EXERCISE INSTRUCTIONS: Your answer must be the full listing below, restated word for word, with no pictures in it.
RECORDED DATA below:
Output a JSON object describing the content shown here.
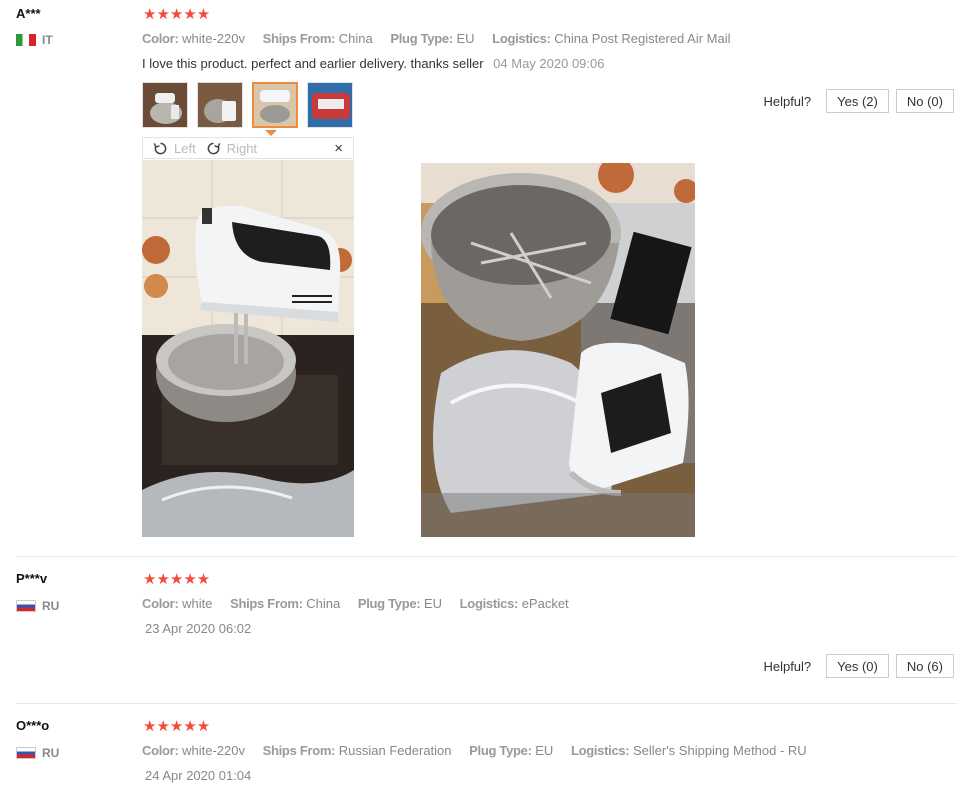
{
  "reviews": [
    {
      "user": "A***",
      "country": "IT",
      "stars": "★★★★★",
      "props": [
        {
          "k": "Color:",
          "v": "white-220v"
        },
        {
          "k": "Ships From:",
          "v": "China"
        },
        {
          "k": "Plug Type:",
          "v": "EU"
        },
        {
          "k": "Logistics:",
          "v": "China Post Registered Air Mail"
        }
      ],
      "text": "I love this product. perfect and earlier delivery. thanks seller",
      "date": "04 May 2020 09:06",
      "helpful_label": "Helpful?",
      "yes": "Yes (2)",
      "no": "No (0)",
      "viewer": {
        "left": "Left",
        "right": "Right",
        "close": "×"
      }
    },
    {
      "user": "P***v",
      "country": "RU",
      "stars": "★★★★★",
      "props": [
        {
          "k": "Color:",
          "v": "white"
        },
        {
          "k": "Ships From:",
          "v": "China"
        },
        {
          "k": "Plug Type:",
          "v": "EU"
        },
        {
          "k": "Logistics:",
          "v": "ePacket"
        }
      ],
      "date": "23 Apr 2020 06:02",
      "helpful_label": "Helpful?",
      "yes": "Yes (0)",
      "no": "No (6)"
    },
    {
      "user": "O***o",
      "country": "RU",
      "stars": "★★★★★",
      "props": [
        {
          "k": "Color:",
          "v": "white-220v"
        },
        {
          "k": "Ships From:",
          "v": "Russian Federation"
        },
        {
          "k": "Plug Type:",
          "v": "EU"
        },
        {
          "k": "Logistics:",
          "v": "Seller's Shipping Method - RU"
        }
      ],
      "date": "24 Apr 2020 01:04"
    }
  ],
  "colors": {
    "star": "#f44b3c",
    "active_thumb": "#f08a3c"
  }
}
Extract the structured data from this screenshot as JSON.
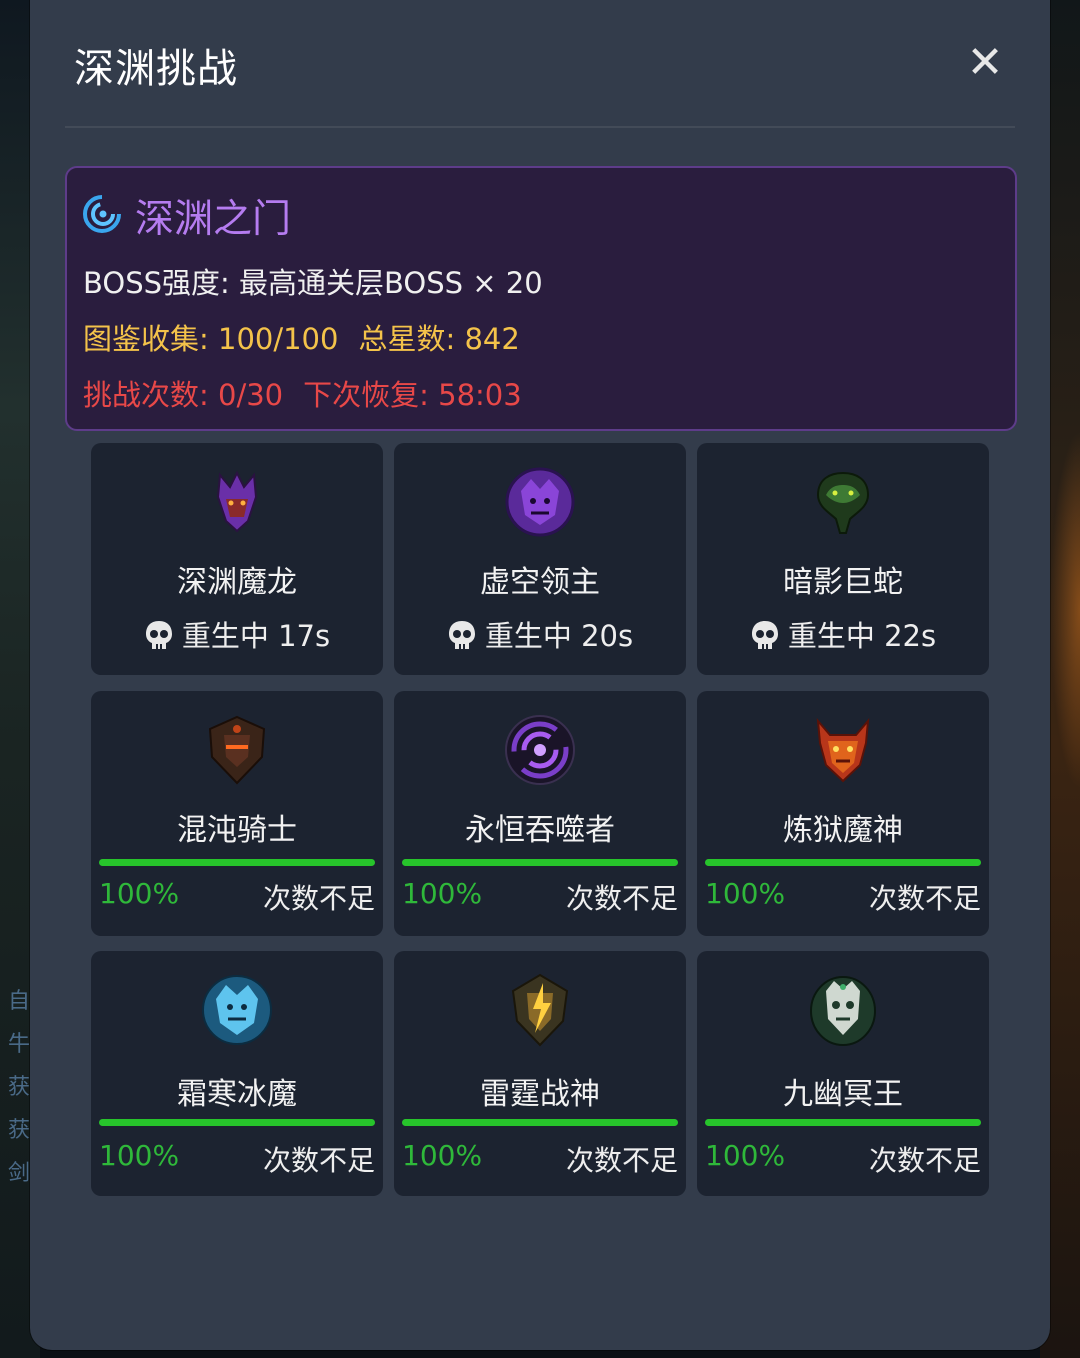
{
  "modal": {
    "title": "深渊挑战"
  },
  "gate": {
    "title": "深渊之门",
    "icon": "swirl-portal-icon",
    "boss_strength": "BOSS强度: 最高通关层BOSS × 20",
    "collection": "图鉴收集: 100/100",
    "total_stars": "总星数: 842",
    "attempts": "挑战次数: 0/30",
    "next_recover": "下次恢复: 58:03"
  },
  "background_text": [
    "自",
    "牛",
    "获",
    "获",
    "剑"
  ],
  "bosses": [
    {
      "name": "深渊魔龙",
      "state": "respawning",
      "respawn": "重生中 17s",
      "portrait": "purple-dragon-portrait",
      "color": "#7a3fc0"
    },
    {
      "name": "虚空领主",
      "state": "respawning",
      "respawn": "重生中 20s",
      "portrait": "void-lord-portrait",
      "color": "#8a45d8"
    },
    {
      "name": "暗影巨蛇",
      "state": "respawning",
      "respawn": "重生中 22s",
      "portrait": "shadow-serpent-portrait",
      "color": "#2f6a2a"
    },
    {
      "name": "混沌骑士",
      "state": "ready",
      "progress": 1.0,
      "percent": "100%",
      "status": "次数不足",
      "portrait": "chaos-knight-portrait",
      "color": "#a0451e"
    },
    {
      "name": "永恒吞噬者",
      "state": "ready",
      "progress": 1.0,
      "percent": "100%",
      "status": "次数不足",
      "portrait": "vortex-devourer-portrait",
      "color": "#9a4ee0"
    },
    {
      "name": "炼狱魔神",
      "state": "ready",
      "progress": 1.0,
      "percent": "100%",
      "status": "次数不足",
      "portrait": "inferno-demon-portrait",
      "color": "#e0541c"
    },
    {
      "name": "霜寒冰魔",
      "state": "ready",
      "progress": 1.0,
      "percent": "100%",
      "status": "次数不足",
      "portrait": "frost-demon-portrait",
      "color": "#3fa8d8"
    },
    {
      "name": "雷霆战神",
      "state": "ready",
      "progress": 1.0,
      "percent": "100%",
      "status": "次数不足",
      "portrait": "thunder-war-god-portrait",
      "color": "#c89a2a"
    },
    {
      "name": "九幽冥王",
      "state": "ready",
      "progress": 1.0,
      "percent": "100%",
      "status": "次数不足",
      "portrait": "nether-king-portrait",
      "color": "#3fae6a"
    }
  ],
  "colors": {
    "modal_bg": "#333c4b",
    "card_bg": "#1c2330",
    "gate_panel_bg": "#2a1d3e",
    "gate_title": "#b57cf0",
    "gold": "#f4c34a",
    "red": "#e84848",
    "progress_green": "#27c42b"
  }
}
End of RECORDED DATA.
REPLY:
Output a JSON object describing the content shown here.
{
  "reviews": [
    {
      "user": "A***",
      "country": "IT",
      "stars": "★★★★★",
      "props": [
        {
          "k": "Color:",
          "v": "white-220v"
        },
        {
          "k": "Ships From:",
          "v": "China"
        },
        {
          "k": "Plug Type:",
          "v": "EU"
        },
        {
          "k": "Logistics:",
          "v": "China Post Registered Air Mail"
        }
      ],
      "text": "I love this product. perfect and earlier delivery. thanks seller",
      "date": "04 May 2020 09:06",
      "helpful_label": "Helpful?",
      "yes": "Yes (2)",
      "no": "No (0)",
      "viewer": {
        "left": "Left",
        "right": "Right",
        "close": "×"
      }
    },
    {
      "user": "P***v",
      "country": "RU",
      "stars": "★★★★★",
      "props": [
        {
          "k": "Color:",
          "v": "white"
        },
        {
          "k": "Ships From:",
          "v": "China"
        },
        {
          "k": "Plug Type:",
          "v": "EU"
        },
        {
          "k": "Logistics:",
          "v": "ePacket"
        }
      ],
      "date": "23 Apr 2020 06:02",
      "helpful_label": "Helpful?",
      "yes": "Yes (0)",
      "no": "No (6)"
    },
    {
      "user": "O***o",
      "country": "RU",
      "stars": "★★★★★",
      "props": [
        {
          "k": "Color:",
          "v": "white-220v"
        },
        {
          "k": "Ships From:",
          "v": "Russian Federation"
        },
        {
          "k": "Plug Type:",
          "v": "EU"
        },
        {
          "k": "Logistics:",
          "v": "Seller's Shipping Method - RU"
        }
      ],
      "date": "24 Apr 2020 01:04"
    }
  ],
  "colors": {
    "star": "#f44b3c",
    "active_thumb": "#f08a3c"
  }
}
Extract the structured data from this screenshot as JSON.
{
  "modal": {
    "title": "深渊挑战"
  },
  "gate": {
    "title": "深渊之门",
    "icon": "swirl-portal-icon",
    "boss_strength": "BOSS强度: 最高通关层BOSS × 20",
    "collection": "图鉴收集: 100/100",
    "total_stars": "总星数: 842",
    "attempts": "挑战次数: 0/30",
    "next_recover": "下次恢复: 58:03"
  },
  "background_text": [
    "自",
    "牛",
    "获",
    "获",
    "剑"
  ],
  "bosses": [
    {
      "name": "深渊魔龙",
      "state": "respawning",
      "respawn": "重生中 17s",
      "portrait": "purple-dragon-portrait",
      "color": "#7a3fc0"
    },
    {
      "name": "虚空领主",
      "state": "respawning",
      "respawn": "重生中 20s",
      "portrait": "void-lord-portrait",
      "color": "#8a45d8"
    },
    {
      "name": "暗影巨蛇",
      "state": "respawning",
      "respawn": "重生中 22s",
      "portrait": "shadow-serpent-portrait",
      "color": "#2f6a2a"
    },
    {
      "name": "混沌骑士",
      "state": "ready",
      "progress": 1.0,
      "percent": "100%",
      "status": "次数不足",
      "portrait": "chaos-knight-portrait",
      "color": "#a0451e"
    },
    {
      "name": "永恒吞噬者",
      "state": "ready",
      "progress": 1.0,
      "percent": "100%",
      "status": "次数不足",
      "portrait": "vortex-devourer-portrait",
      "color": "#9a4ee0"
    },
    {
      "name": "炼狱魔神",
      "state": "ready",
      "progress": 1.0,
      "percent": "100%",
      "status": "次数不足",
      "portrait": "inferno-demon-portrait",
      "color": "#e0541c"
    },
    {
      "name": "霜寒冰魔",
      "state": "ready",
      "progress": 1.0,
      "percent": "100%",
      "status": "次数不足",
      "portrait": "frost-demon-portrait",
      "color": "#3fa8d8"
    },
    {
      "name": "雷霆战神",
      "state": "ready",
      "progress": 1.0,
      "percent": "100%",
      "status": "次数不足",
      "portrait": "thunder-war-god-portrait",
      "color": "#c89a2a"
    },
    {
      "name": "九幽冥王",
      "state": "ready",
      "progress": 1.0,
      "percent": "100%",
      "status": "次数不足",
      "portrait": "nether-king-portrait",
      "color": "#3fae6a"
    }
  ],
  "colors": {
    "modal_bg": "#333c4b",
    "card_bg": "#1c2330",
    "gate_panel_bg": "#2a1d3e",
    "gate_title": "#b57cf0",
    "gold": "#f4c34a",
    "red": "#e84848",
    "progress_green": "#27c42b"
  }
}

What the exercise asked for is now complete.